With more than 800 associates across the organization trained in listening/monitoring and participating in social media, Dell is breaking new ground again. As Shel reported, he was among four freelance journalists invited to participate in a new portal, the power to do more, a project that is more online magazine than company Web site.
Thinking like a publisher
In my last corporate job I also handled public relations for the organization and its lines of business, as well as customer communications. Part of the work we did in collaboration with the general managers and technical subject matter experts was what many call thought leadership -- the production of papers, articles, and eBooks to educate and inform on issues our customers and prospects were facing.
We also commented and offered our point of view on industry trends. By doing so, we filtered and organized data, knowledge, and experience to tell a story. Admittedly, we worked on casting the business in a favorable light and positioning the company's combined expertise for business development.

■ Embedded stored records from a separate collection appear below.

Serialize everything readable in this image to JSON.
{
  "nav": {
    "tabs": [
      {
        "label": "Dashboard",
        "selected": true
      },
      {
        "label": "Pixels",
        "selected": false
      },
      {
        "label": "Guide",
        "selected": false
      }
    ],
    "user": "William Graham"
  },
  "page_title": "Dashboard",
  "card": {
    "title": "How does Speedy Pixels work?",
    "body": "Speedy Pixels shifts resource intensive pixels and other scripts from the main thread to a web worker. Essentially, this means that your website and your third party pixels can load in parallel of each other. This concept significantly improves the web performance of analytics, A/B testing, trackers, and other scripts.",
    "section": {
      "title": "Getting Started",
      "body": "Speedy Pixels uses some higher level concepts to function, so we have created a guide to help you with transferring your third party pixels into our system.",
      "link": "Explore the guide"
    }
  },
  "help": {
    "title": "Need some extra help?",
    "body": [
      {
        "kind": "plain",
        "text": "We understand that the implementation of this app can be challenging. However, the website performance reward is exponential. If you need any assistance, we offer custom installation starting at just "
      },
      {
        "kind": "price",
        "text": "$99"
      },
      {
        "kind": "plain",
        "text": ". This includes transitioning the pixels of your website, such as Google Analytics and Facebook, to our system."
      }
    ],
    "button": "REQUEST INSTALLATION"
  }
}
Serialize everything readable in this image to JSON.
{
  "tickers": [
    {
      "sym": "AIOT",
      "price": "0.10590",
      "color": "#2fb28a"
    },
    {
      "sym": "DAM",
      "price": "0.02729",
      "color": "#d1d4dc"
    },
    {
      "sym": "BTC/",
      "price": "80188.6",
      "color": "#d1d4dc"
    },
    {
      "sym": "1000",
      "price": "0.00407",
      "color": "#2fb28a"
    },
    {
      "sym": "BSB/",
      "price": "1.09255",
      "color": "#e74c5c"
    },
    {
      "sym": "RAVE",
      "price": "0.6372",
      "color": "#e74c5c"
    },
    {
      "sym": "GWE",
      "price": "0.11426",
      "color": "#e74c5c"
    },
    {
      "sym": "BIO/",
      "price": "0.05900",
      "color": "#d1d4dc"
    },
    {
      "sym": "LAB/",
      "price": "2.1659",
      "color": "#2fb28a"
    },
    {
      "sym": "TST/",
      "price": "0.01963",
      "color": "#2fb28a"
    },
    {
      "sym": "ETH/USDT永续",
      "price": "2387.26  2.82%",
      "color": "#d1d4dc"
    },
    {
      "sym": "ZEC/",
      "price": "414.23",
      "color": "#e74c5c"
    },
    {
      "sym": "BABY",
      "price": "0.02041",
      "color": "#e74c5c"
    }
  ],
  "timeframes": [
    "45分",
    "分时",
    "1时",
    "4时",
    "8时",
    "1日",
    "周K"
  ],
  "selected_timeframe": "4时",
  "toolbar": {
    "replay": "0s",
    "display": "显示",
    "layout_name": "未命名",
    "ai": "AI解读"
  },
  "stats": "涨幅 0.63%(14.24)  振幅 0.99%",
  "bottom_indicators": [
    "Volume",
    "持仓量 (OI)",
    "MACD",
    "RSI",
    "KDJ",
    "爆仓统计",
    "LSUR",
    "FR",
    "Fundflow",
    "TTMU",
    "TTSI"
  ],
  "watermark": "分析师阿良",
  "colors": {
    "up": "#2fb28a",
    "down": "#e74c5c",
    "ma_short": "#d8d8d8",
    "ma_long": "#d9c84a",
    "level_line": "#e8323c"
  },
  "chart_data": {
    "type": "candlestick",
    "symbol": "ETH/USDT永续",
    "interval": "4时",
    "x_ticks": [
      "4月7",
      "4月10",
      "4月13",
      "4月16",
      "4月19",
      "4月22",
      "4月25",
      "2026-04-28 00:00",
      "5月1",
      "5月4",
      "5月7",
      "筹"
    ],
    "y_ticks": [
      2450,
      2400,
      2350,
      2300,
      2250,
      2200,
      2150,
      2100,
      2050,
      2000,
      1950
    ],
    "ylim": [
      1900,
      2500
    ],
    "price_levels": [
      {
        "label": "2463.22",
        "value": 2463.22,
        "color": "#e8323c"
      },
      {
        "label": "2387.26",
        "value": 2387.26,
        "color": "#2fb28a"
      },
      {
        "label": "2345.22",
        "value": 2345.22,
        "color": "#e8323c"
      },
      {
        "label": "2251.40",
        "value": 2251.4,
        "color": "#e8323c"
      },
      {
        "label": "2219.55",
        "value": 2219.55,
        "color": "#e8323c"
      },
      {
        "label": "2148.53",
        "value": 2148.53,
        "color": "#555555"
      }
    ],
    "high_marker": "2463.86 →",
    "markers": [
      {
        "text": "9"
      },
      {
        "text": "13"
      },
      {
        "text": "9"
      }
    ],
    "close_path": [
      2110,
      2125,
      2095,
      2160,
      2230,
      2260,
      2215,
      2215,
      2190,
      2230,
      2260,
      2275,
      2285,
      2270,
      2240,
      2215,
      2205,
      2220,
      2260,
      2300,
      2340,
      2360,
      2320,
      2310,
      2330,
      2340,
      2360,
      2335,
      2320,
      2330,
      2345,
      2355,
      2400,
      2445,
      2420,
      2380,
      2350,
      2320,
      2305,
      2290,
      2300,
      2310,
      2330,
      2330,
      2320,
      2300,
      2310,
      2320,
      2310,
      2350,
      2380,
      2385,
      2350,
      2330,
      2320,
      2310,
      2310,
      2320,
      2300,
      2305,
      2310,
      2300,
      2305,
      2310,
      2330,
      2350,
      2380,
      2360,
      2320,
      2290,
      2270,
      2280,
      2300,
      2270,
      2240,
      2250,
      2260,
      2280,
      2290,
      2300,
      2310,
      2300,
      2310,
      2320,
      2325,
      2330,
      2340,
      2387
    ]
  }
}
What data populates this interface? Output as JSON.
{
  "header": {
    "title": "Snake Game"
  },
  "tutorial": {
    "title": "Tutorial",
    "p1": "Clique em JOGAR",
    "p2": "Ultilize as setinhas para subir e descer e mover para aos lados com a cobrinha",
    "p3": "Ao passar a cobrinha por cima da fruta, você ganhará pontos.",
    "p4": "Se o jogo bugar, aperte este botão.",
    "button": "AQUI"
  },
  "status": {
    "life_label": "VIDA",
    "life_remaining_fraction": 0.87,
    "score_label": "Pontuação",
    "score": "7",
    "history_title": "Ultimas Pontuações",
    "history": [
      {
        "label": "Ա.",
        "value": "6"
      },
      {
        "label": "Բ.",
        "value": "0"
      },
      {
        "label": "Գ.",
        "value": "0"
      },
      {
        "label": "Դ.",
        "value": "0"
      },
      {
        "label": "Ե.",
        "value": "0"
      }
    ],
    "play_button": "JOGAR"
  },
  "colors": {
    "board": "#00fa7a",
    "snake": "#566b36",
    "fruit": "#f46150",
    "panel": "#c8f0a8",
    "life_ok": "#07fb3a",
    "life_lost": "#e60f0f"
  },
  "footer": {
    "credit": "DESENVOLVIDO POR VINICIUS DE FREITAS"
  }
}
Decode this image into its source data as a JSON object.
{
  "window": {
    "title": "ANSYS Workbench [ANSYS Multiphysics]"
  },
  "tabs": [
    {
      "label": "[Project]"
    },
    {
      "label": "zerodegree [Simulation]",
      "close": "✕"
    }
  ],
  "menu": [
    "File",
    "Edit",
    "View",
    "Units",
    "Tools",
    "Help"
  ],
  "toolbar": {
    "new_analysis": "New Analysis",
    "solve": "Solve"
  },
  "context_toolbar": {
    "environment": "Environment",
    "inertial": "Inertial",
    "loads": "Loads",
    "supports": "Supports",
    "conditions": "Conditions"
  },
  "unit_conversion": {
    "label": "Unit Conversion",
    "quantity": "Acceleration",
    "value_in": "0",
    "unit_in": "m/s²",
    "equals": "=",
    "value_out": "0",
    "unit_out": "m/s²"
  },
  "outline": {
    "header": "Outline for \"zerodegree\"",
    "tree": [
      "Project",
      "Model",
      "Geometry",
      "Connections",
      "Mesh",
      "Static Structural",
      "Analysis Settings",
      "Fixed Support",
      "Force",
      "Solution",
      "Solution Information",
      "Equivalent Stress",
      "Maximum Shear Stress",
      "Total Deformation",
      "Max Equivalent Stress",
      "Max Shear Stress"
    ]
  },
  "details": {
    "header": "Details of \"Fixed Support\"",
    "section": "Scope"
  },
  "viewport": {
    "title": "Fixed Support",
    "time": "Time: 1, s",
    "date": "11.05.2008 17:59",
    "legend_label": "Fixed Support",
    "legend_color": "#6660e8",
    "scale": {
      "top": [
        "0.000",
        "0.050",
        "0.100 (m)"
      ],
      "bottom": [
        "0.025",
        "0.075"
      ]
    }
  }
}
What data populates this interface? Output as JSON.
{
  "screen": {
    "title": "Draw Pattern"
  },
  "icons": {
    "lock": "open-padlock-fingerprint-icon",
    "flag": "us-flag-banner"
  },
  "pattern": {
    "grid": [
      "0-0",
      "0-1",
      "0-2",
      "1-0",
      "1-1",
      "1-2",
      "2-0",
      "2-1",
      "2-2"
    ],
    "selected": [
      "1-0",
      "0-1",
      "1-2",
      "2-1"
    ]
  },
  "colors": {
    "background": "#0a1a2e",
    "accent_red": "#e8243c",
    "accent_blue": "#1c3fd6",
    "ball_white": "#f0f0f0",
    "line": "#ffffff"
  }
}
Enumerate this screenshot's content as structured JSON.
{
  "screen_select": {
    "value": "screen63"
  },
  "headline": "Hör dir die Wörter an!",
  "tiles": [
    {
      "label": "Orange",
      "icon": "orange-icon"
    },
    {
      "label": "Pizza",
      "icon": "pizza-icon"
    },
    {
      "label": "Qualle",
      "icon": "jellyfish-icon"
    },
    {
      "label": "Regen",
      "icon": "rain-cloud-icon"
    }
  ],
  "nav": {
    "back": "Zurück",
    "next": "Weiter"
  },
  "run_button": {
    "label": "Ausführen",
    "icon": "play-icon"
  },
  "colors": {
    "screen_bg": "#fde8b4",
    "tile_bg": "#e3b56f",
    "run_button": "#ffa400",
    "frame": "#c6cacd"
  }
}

As different as our goal might have been, our approach was very similar to that of reporting -- telling a story. If you still read newspapers and watch television news you probably won't fight me too hard on this point. In fact, I would probably argue that what passes for journalism in some news outlets is blatant opinion.
Companies have the power to do more
In correlating my experience with Dell's initiative, I can think of a few insights on how embedded journalists could help businesses generate true thought leadership that helps advance industries, transform supply chains, thus advancing the whole market as a result.
The impact of journalists and reporters would be felt in a number of ways:
- integrating the point of view of a third party lends additional credibility to the business
- presenting a more complete version than the one quote, sometimes taken out of context, in trade press
- bringing more customer and non customer voices to the conversation
- including more representatives of the whole ecosystem the business operates in
- adding a needed perspective from researchers and domain experts
This is a role that skilled communicators have played in the past. I just noticed that I've been a member of the Public Relations Society of America (PRSA) for ten years. In this time span, I have seen the profession swing wildly in many directions, some of which have moved to favoring publicity generation and reputation protection.
Which is why I'm excited at the prospect of reinventing how we work with journalists and reporters at a time when mainstream media is wrestling with its own demons.
I'm thinking about several applications in crisis situations as well, when mainstream media is wrapped in the "blame game" and organization communicators are overwhelmed with helping manage the crisis and customers communications to correct misinformation before every other news outlets repeats it without fact checking.
Is braided journalism in the future of public relations?